This said, the context of Rom. 16 requires only that Paul is commending Phoebe as a dedicated servant of God’s people. The context doesn’t require that she be serving in the office of a deacon. In light of another passage that describes a deacon to “be the husband of one wife” (1Tim. 3:12), it’s more biblical to see Phoebe as a faithful servant in the church and not a deaconess.

This said, we don’t even know if diakonos was being understood as the “office of a deacon” between A.D. 55-57 when the book of Romans was written. 1 Timothy was written in A.D. 62-64 some five years after the book of Romans. Philippians, where the first occurrence of deacon is translated (Phil. 1:1), was written in app. A.D. 62. Therefore, was the office of deacon - with its 1 Tim. 3 qualifications - even formed yet? As Douglas Moo states, “It is very likely that regular offices in local Christian churches were still in the process of being established, as people who regularly ministered in a certain way were gradually recognized officially by the congregation and given a regular title” (Epistle to the Romans, p. 914).

Report from Church History

Brian Schwertley wrote a book called, “A Historical and Biblical Examination of Women Deacons” linked below. This is an excellent work. In it he makes a historical study of deaconess in church history. Here is what he states,

There is no question that deaconesses existed in the early church, in Calvin's Geneva and in the French Reformed churches. But these deaconesses were modeled after the order of widows in 1 Timothy 5:9ff. and not after Acts 6:1-6 or 1 Timothy 3:1-10, 12. Those who argue in favor of women deacons who are of the same office and function as male deacons should note that the evidence from church history starting with the earliest church fathers and ending with the 19th century is overwhelmingly against women deacons who are in the same office and have the same function as male deacons. There is not a single instance in the entire history of the Christian church of women deacons who are of the same office and function as male deacons, until the 19th century. The evidence will show that women deacons, whether ordained or not, were in a completely separate office from the male diaconate. These women had different functions, different qualifications and a different authority than the male diaconate.
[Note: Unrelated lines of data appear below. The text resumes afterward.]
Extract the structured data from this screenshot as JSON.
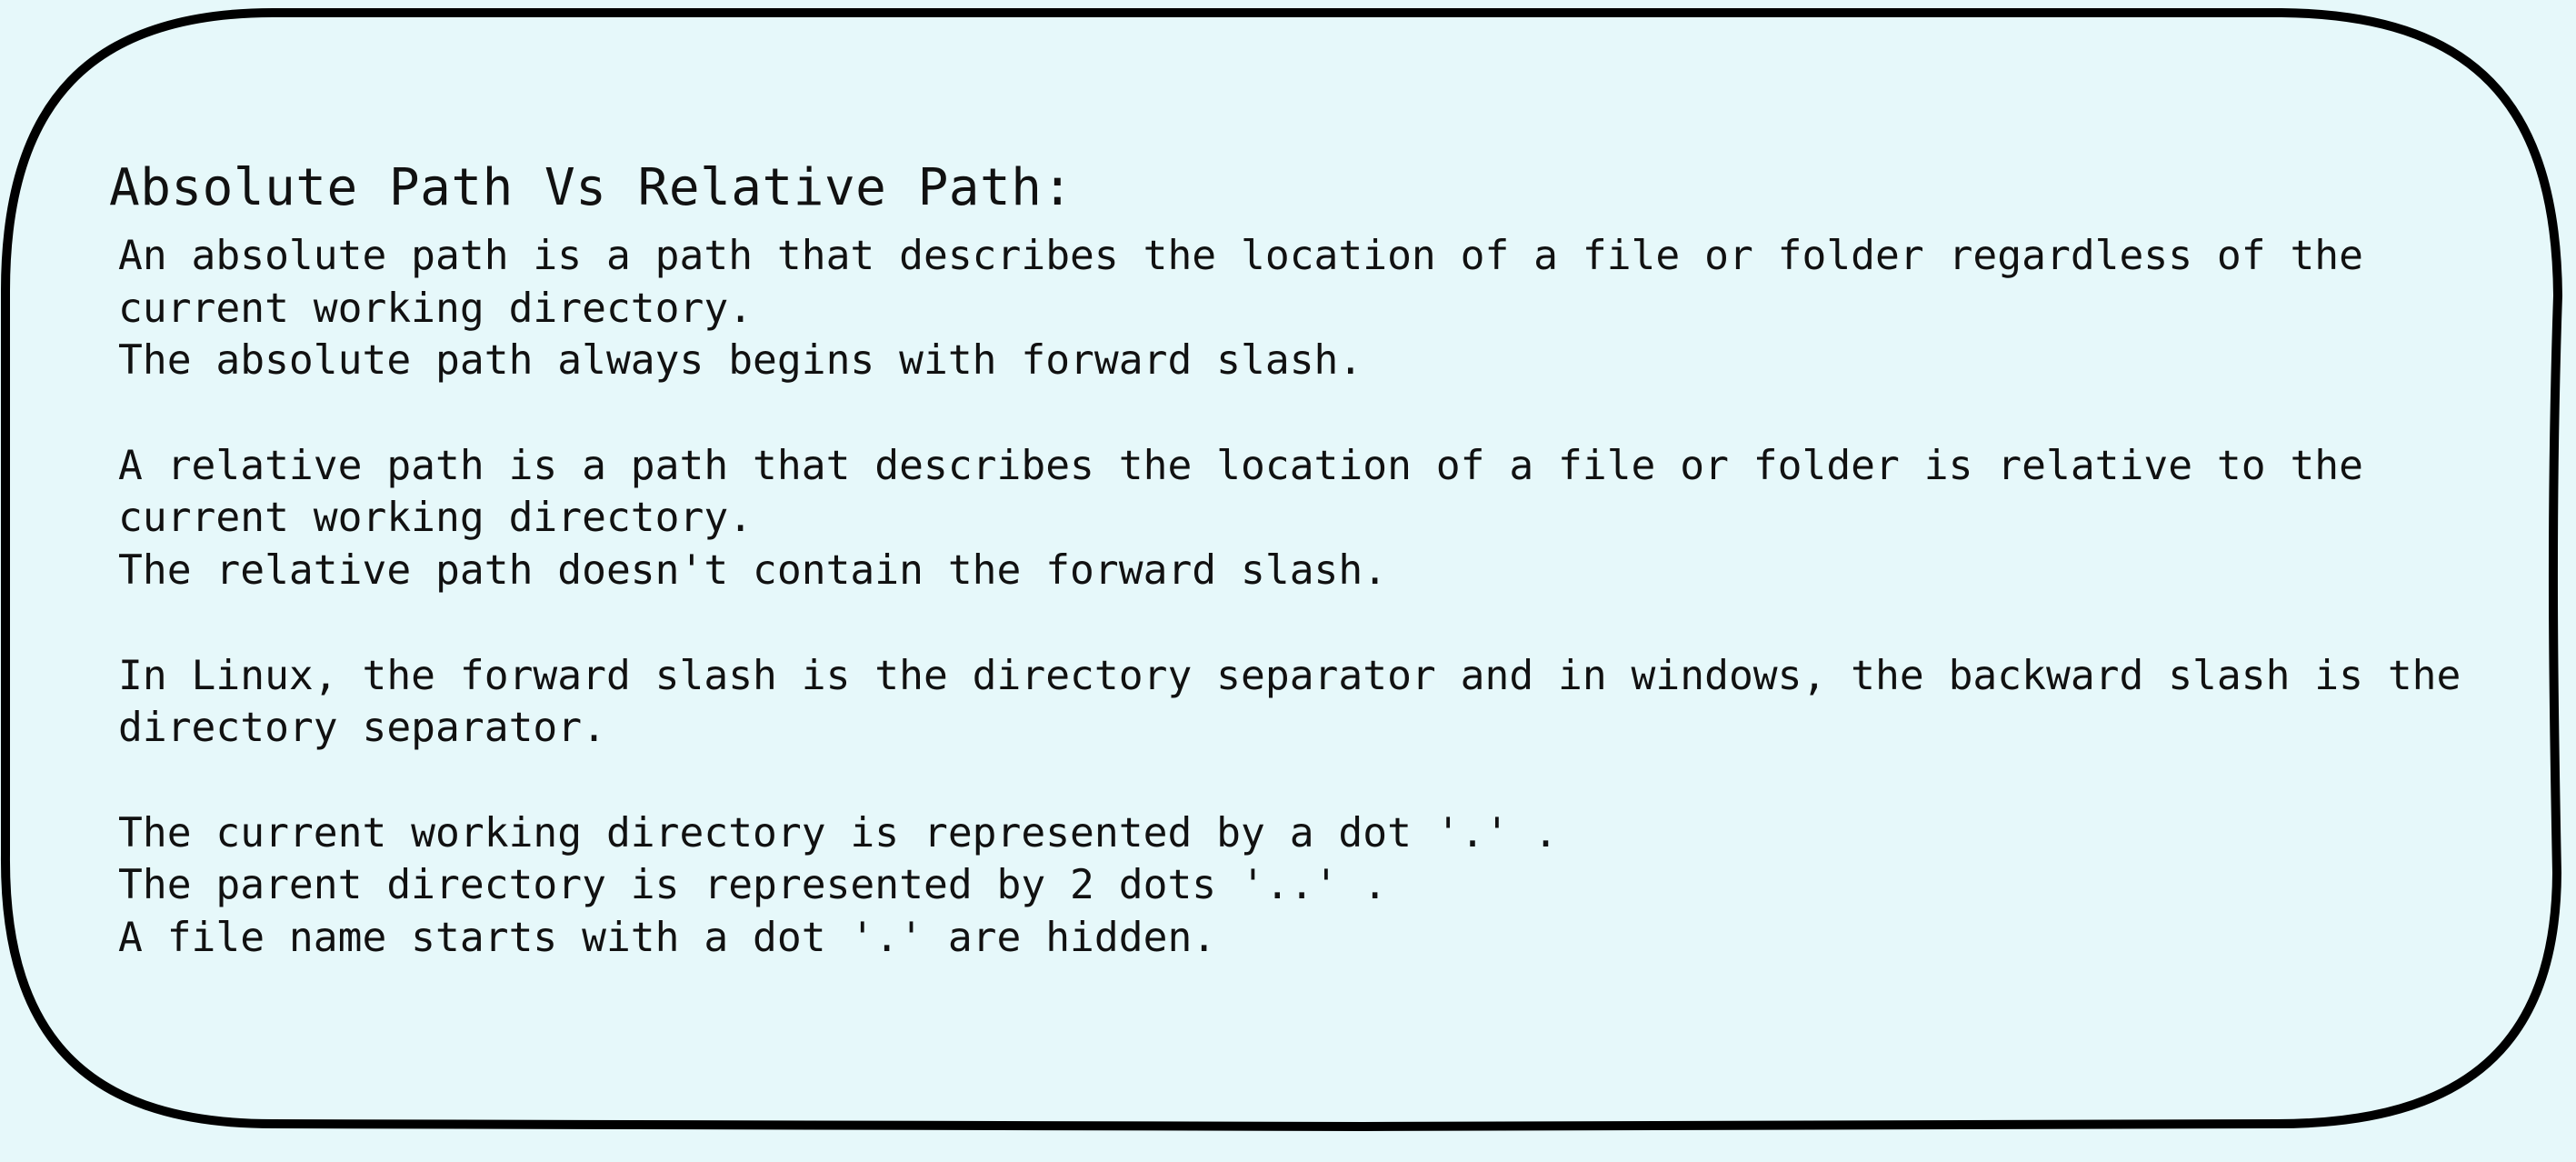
{
  "colors": {
    "background": "#e6f8fa",
    "outline": "#000000",
    "text": "#111111"
  },
  "note": {
    "title": "Absolute Path Vs Relative Path:",
    "lines": [
      "An absolute path is a path that describes the location of a file or folder regardless of the",
      "current working directory.",
      "The absolute path always begins with forward slash.",
      "",
      "A relative path is a path that describes the location of a file or folder is relative to the",
      "current working directory.",
      "The relative path doesn't contain the forward slash.",
      "",
      "In Linux, the forward slash is the directory separator and in windows, the backward slash is the",
      "directory separator.",
      "",
      "The current working directory is represented by a dot '.' .",
      "The parent directory is represented by 2 dots '..' .",
      "A file name starts with a dot '.' are hidden."
    ]
  }
}
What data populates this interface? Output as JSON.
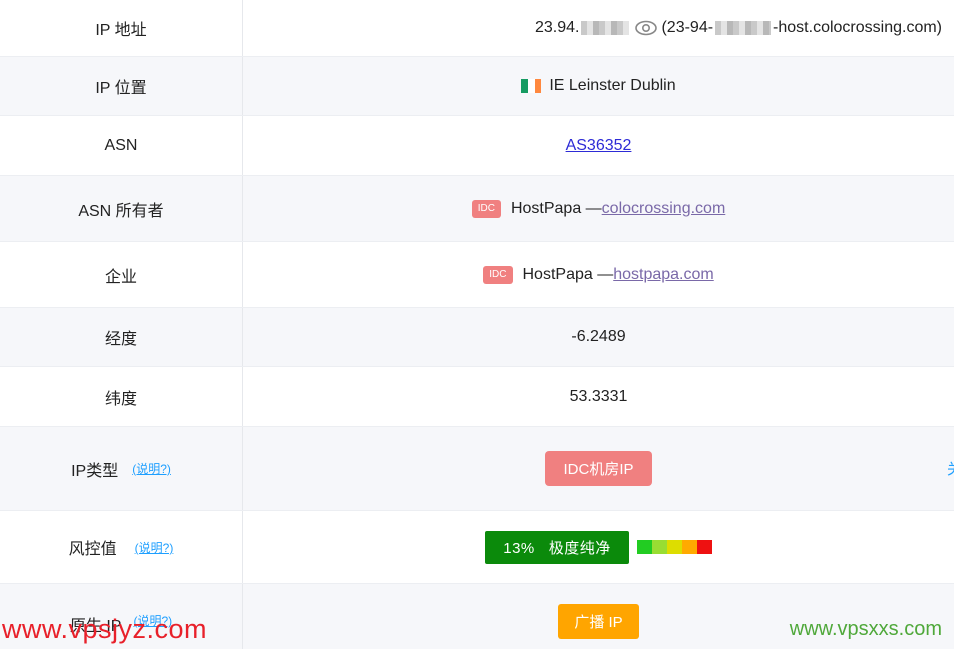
{
  "rows": {
    "ip_address": {
      "label": "IP 地址",
      "value_prefix": "23.94.",
      "value_middle": "(23-94-",
      "value_suffix": "-host.colocrossing.com)"
    },
    "ip_location": {
      "label": "IP 位置",
      "value": "IE Leinster Dublin"
    },
    "asn": {
      "label": "ASN",
      "value": "AS36352"
    },
    "asn_owner": {
      "label": "ASN 所有者",
      "badge": "IDC",
      "name": "HostPapa —",
      "link": "colocrossing.com"
    },
    "enterprise": {
      "label": "企业",
      "badge": "IDC",
      "name": "HostPapa —",
      "link": "hostpapa.com"
    },
    "longitude": {
      "label": "经度",
      "value": "-6.2489"
    },
    "latitude": {
      "label": "纬度",
      "value": "53.3331"
    },
    "ip_type": {
      "label": "IP类型",
      "help": "(说明?)",
      "value": "IDC机房IP",
      "edge_text": "关"
    },
    "risk": {
      "label": "风控值",
      "help": "(说明?)",
      "value": "13%   极度纯净",
      "bar_colors": [
        "#22cc22",
        "#99dd33",
        "#dddd00",
        "#ffaa00",
        "#ee1111"
      ]
    },
    "native_ip": {
      "label": "原生 IP",
      "help": "(说明?)",
      "value": "广播 IP"
    }
  },
  "colors": {
    "idc": "#f08080",
    "risk_green": "#0b8a0b",
    "native_orange": "#ffa500",
    "help_blue": "#1e9fff",
    "flag_ie": [
      "#169b62",
      "#ffffff",
      "#ff883e"
    ]
  },
  "watermarks": {
    "left": "www.vpsjyz.com",
    "right": "www.vpsxxs.com"
  }
}
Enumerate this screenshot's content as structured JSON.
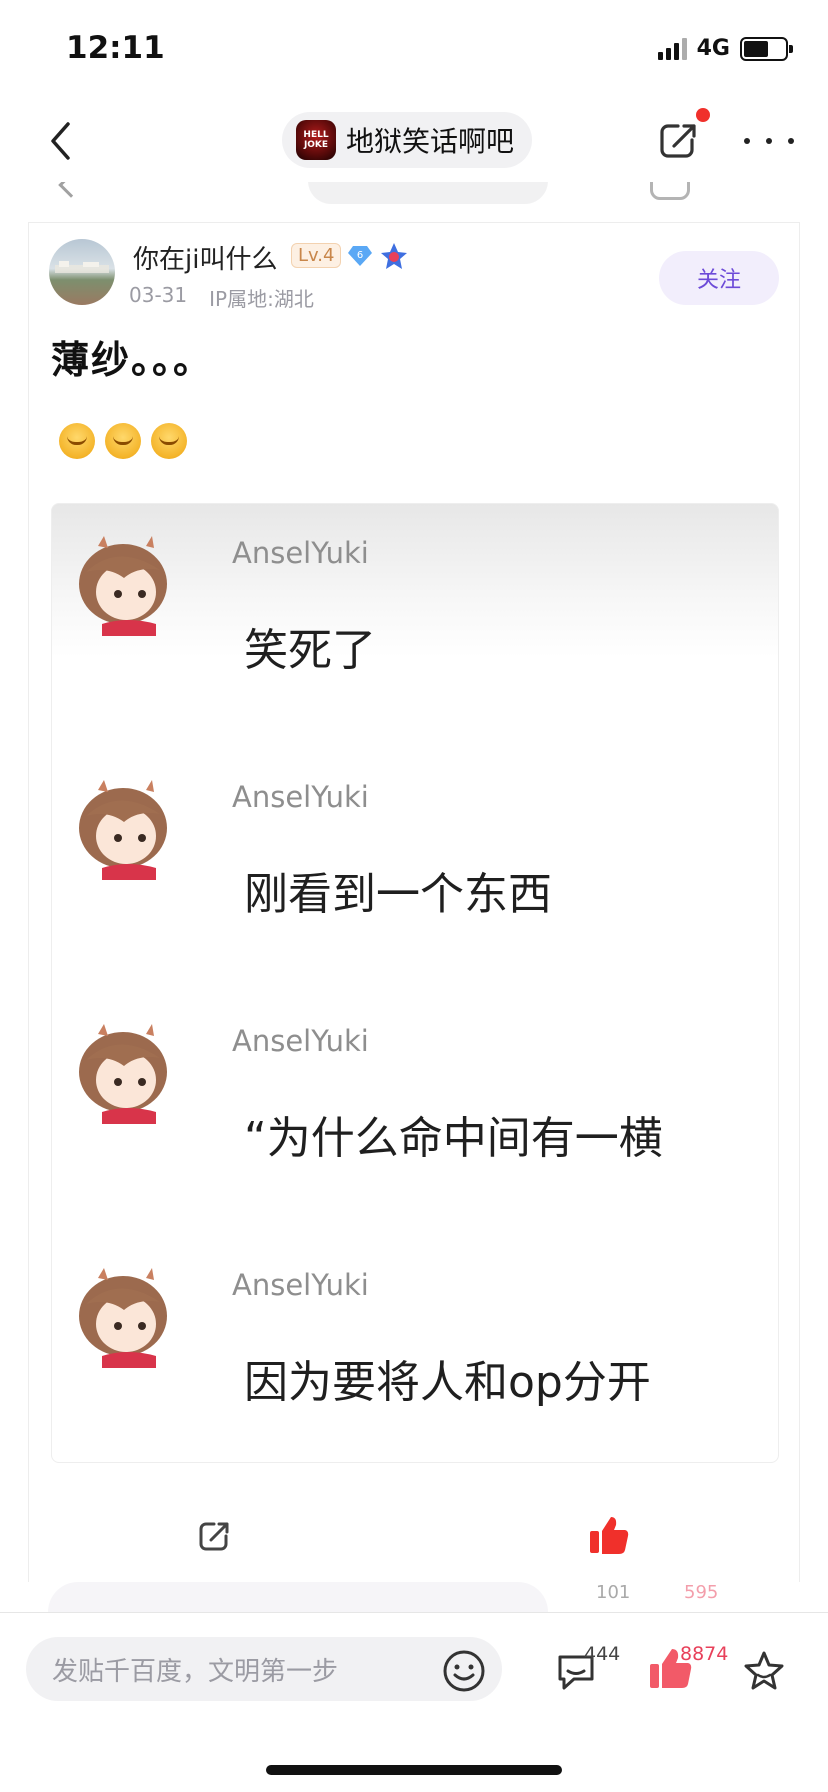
{
  "status_bar": {
    "time": "12:11",
    "network": "4G"
  },
  "nav": {
    "forum_name": "地狱笑话啊吧",
    "forum_logo_text": [
      "HELL",
      "JOKE"
    ]
  },
  "post": {
    "author": "你在ji叫什么",
    "level": "Lv.4",
    "gem_level": "6",
    "date": "03-31",
    "ip_location": "IP属地:湖北",
    "follow_label": "关注",
    "text": "薄纱。。。",
    "emoji_count": 3,
    "image_messages": [
      {
        "user": "AnselYuki",
        "text": "笑死了"
      },
      {
        "user": "AnselYuki",
        "text": "刚看到一个东西"
      },
      {
        "user": "AnselYuki",
        "text": "“为什么命中间有一横"
      },
      {
        "user": "AnselYuki",
        "text": "因为要将人和op分开"
      }
    ],
    "ghost_counts": {
      "comments": "101",
      "likes": "595"
    }
  },
  "bottom_bar": {
    "comment_placeholder": "发贴千百度，文明第一步",
    "comment_count": "444",
    "like_count": "8874"
  },
  "colors": {
    "accent_purple": "#6d4bd8",
    "like_red": "#f0302b",
    "muted_text": "#9b9ba3"
  }
}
What happened in the 19th century whereby some begin to question the authority of Scripture and history on this issue? The first feminist wave is the name for a period that lasted from around 1850 to 1940. While we are thankful that this movement changed many things in a good way, it also began to change the interpretation of Scripture - including re-interpretations of Rom. 16:1 and 1 Tim. 3:11 and other texts. The inspired Scripture of yesterday should still be our standard today. The church should be reforming culture, not the other way around.

Church history records the first use of the word “deaconess” by the Roman Catholic Church beginning in the late fourth century. But their qualifications were drawn after the widows ministry in 1 Tim. 5:9-12, and not male deacons in 1 Tim. 3.

To keep confusion at a minimum (cf. 1 Cor. 14:33) I suggest the term “deaconess” should not be used to describe the biblical work of widows or other female type ministries, like counseling women by women, etc. In addition, this group of widows weren't an official office; though the Roman Catholic Church sees them as such. Rather the work of widows is a special biblical gifted ministry. While there are only two authoritative offices in the church, there are many ministries, which are accountable to both the male elders and male deacons, as directed by the holy scriptures.

In Summary

All the above points testify to the fact the Paul is not speaking about deaconesses in 1 Tim. 3 and Rom 16:1. I believe the HCSB is a better interpretation of 1 Tim. 3:11, than either the ESV and especially the NIV.

Those who interpret the text as deaconesses also refer to other texts in the Bible to attempt to solidify their opinion. Those are covered in another note entitled “Should women teach men the Bible?” below.

Related Topics

The Old/New Testament Church
Should women teach men the Bible?
A Historical and Biblical Examination of Women Deacons

Answer by Dr. Joseph R. Nally, Jr.

Dr. Joseph R. Nally, Jr., D.D., M.Div. is the Theological Editor at Third Millennium Ministries (Thirdmill).